## The task
Each line that contains "align" needs to be copied from the listing.

======== Data records ========

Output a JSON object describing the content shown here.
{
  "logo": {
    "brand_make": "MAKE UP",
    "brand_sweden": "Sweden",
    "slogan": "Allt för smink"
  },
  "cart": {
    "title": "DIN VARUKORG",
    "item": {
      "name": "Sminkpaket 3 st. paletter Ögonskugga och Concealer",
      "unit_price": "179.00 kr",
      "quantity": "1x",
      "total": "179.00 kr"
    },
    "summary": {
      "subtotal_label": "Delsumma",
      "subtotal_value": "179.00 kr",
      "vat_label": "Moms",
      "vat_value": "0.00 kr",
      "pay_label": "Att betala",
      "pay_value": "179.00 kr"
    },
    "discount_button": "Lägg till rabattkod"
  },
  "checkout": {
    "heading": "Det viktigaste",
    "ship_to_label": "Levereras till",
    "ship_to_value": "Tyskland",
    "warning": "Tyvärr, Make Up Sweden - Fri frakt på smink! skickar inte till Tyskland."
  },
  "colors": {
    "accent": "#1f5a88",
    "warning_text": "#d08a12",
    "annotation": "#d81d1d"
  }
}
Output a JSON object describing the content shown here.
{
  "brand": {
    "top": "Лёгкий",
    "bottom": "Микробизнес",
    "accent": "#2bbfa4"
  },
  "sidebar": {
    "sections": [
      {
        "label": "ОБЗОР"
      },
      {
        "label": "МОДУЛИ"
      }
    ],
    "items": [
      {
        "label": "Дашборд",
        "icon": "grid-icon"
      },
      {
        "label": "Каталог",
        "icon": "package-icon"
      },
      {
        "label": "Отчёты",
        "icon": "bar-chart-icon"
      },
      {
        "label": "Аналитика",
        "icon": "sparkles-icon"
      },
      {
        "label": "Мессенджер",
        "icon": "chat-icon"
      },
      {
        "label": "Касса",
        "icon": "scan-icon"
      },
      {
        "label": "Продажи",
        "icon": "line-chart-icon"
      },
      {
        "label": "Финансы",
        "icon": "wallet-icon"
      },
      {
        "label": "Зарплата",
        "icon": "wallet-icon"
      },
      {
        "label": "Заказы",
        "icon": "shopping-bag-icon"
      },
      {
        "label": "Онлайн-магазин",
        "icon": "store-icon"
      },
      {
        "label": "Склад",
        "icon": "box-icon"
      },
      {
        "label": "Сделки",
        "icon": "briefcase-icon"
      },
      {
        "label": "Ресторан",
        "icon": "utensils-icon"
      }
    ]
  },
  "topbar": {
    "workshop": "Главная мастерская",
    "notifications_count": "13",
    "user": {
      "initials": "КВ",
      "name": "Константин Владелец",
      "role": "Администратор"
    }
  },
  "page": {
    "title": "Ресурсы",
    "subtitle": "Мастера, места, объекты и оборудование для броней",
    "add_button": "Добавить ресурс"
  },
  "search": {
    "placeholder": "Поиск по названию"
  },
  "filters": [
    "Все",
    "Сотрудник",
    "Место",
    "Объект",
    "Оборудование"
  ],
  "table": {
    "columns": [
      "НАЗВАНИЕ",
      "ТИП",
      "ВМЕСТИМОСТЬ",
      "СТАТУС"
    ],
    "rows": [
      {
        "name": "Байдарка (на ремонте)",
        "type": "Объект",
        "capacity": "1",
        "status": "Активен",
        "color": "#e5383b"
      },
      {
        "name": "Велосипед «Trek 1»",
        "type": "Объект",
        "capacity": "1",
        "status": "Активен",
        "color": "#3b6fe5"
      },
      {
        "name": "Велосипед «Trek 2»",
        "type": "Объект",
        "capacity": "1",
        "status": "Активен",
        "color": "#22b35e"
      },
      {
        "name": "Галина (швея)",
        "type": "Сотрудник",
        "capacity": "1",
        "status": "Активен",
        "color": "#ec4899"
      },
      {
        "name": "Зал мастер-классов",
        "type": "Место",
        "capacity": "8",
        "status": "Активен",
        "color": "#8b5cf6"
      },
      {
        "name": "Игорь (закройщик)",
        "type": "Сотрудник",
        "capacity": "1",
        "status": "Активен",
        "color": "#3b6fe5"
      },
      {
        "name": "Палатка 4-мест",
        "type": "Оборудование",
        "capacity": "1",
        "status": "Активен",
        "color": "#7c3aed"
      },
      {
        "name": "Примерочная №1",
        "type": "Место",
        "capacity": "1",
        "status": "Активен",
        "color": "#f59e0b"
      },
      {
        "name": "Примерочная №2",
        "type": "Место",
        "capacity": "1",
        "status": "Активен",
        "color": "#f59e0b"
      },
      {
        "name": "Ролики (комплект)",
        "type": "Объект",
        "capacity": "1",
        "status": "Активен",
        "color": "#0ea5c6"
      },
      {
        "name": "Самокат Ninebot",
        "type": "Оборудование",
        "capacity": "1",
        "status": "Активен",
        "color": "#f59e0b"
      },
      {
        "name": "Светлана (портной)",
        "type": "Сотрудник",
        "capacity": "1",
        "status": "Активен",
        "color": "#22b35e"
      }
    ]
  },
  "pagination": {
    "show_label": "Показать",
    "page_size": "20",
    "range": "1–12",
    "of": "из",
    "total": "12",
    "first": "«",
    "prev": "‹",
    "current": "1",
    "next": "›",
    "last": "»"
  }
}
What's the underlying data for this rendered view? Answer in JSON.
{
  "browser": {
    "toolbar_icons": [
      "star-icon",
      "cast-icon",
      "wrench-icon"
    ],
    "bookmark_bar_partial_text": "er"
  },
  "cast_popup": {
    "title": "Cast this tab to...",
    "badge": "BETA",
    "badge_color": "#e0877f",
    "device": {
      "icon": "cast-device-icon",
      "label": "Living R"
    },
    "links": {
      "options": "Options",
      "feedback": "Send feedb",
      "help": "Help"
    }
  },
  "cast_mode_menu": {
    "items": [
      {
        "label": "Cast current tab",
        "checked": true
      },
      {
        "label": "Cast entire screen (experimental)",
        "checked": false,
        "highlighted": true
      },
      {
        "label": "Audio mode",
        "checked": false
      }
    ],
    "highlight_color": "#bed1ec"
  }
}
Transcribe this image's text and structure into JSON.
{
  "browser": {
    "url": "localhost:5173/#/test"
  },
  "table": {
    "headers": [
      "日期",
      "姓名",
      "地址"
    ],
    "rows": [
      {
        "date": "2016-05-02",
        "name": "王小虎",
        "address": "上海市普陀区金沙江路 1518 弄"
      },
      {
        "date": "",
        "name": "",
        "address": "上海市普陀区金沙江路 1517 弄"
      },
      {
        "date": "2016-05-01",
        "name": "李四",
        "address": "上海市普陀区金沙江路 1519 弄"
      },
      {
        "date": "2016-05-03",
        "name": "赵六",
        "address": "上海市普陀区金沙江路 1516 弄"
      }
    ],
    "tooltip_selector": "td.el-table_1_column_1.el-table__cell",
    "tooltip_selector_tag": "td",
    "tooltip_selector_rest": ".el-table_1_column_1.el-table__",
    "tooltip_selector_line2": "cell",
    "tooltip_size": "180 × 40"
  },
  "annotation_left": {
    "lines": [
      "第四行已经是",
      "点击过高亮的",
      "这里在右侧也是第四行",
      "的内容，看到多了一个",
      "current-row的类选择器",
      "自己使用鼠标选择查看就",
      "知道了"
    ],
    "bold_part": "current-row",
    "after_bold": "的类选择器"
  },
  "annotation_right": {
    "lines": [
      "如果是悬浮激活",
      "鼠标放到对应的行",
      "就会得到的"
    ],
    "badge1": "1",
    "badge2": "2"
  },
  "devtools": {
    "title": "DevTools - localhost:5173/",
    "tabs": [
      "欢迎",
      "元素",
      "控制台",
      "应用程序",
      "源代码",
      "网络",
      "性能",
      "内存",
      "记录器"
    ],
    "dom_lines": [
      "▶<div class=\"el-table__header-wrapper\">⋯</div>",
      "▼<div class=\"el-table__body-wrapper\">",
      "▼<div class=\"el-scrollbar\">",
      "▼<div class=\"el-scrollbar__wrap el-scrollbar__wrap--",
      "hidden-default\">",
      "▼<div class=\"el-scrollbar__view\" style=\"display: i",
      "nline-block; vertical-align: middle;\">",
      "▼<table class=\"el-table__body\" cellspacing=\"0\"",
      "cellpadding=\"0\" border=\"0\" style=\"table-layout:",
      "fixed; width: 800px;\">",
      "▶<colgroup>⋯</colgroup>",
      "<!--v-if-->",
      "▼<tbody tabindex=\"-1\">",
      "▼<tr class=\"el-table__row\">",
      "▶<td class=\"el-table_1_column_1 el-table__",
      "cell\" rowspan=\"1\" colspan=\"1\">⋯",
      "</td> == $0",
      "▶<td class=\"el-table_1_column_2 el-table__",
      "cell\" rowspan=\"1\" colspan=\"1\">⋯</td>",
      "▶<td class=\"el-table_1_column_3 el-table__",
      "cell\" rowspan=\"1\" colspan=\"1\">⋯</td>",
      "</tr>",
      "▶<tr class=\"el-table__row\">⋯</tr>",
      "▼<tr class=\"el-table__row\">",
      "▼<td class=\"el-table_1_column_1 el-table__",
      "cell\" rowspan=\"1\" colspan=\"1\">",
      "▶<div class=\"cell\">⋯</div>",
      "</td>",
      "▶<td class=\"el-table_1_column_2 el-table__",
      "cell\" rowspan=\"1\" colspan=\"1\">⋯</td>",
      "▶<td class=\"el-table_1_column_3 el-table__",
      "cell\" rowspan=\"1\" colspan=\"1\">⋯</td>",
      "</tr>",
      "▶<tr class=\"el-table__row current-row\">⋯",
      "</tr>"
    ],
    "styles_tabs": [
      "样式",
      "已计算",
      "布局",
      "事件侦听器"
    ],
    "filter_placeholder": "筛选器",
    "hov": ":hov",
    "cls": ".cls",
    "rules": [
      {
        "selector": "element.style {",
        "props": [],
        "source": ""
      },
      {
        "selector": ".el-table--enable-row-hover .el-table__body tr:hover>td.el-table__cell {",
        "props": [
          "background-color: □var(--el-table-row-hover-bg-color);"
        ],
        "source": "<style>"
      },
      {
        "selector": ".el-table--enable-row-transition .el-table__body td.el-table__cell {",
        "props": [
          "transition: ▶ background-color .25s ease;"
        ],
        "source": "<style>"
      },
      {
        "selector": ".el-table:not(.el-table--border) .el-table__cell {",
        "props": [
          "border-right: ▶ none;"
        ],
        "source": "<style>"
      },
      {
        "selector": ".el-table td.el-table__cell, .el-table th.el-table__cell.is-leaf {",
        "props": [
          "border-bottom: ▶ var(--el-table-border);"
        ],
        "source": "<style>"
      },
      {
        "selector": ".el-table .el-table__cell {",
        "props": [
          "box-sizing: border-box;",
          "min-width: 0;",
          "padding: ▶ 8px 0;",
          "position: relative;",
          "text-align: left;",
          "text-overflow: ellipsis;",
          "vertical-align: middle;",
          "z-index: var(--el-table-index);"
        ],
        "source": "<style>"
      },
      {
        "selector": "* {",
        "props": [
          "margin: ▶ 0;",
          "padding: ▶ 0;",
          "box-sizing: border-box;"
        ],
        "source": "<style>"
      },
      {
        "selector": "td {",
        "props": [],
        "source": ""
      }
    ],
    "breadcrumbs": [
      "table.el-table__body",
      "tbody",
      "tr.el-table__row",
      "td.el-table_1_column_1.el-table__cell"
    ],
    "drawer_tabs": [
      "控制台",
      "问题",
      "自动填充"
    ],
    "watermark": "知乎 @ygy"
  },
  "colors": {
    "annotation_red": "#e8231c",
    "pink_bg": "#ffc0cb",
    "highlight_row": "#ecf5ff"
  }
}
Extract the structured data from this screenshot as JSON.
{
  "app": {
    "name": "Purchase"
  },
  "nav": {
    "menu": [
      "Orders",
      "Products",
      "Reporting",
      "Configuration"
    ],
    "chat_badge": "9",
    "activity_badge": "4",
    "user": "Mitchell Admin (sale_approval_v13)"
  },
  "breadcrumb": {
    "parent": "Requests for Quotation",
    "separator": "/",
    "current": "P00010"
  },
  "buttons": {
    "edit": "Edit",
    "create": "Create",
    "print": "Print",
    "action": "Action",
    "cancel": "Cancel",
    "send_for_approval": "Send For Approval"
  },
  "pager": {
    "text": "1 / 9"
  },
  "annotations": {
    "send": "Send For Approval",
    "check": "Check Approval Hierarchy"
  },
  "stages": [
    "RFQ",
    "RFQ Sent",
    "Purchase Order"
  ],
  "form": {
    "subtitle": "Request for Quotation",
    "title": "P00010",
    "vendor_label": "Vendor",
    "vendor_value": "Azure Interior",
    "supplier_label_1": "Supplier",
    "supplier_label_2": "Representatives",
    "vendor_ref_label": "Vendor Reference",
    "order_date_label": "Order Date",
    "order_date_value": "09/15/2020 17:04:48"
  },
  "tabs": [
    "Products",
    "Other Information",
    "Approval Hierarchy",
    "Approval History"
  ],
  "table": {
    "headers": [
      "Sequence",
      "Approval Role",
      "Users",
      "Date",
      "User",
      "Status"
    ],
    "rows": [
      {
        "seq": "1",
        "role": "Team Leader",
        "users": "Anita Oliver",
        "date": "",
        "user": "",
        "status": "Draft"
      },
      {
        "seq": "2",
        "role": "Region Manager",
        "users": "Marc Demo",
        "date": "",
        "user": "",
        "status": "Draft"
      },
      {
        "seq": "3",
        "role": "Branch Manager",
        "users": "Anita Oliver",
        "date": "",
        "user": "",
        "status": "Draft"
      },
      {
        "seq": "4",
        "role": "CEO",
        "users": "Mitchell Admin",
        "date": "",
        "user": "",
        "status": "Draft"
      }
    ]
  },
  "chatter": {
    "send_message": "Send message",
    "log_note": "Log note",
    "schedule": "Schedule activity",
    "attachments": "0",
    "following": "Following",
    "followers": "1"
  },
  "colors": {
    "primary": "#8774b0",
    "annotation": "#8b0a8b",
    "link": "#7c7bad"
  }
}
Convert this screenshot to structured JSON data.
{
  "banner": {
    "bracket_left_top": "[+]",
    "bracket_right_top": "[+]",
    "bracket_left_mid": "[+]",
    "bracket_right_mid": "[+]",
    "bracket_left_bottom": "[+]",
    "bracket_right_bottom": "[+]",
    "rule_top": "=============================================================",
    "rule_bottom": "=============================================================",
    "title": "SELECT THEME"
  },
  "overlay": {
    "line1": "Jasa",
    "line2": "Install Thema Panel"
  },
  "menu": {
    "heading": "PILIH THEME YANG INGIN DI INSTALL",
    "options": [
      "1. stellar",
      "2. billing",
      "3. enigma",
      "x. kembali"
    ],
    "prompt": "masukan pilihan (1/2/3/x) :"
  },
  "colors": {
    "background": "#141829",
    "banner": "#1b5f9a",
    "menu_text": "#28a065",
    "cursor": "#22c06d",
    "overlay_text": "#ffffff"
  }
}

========

## Solution to the exercise
      "nline-block; vertical-align: middle;\">",
          "text-align: left;",
          "vertical-align: middle;",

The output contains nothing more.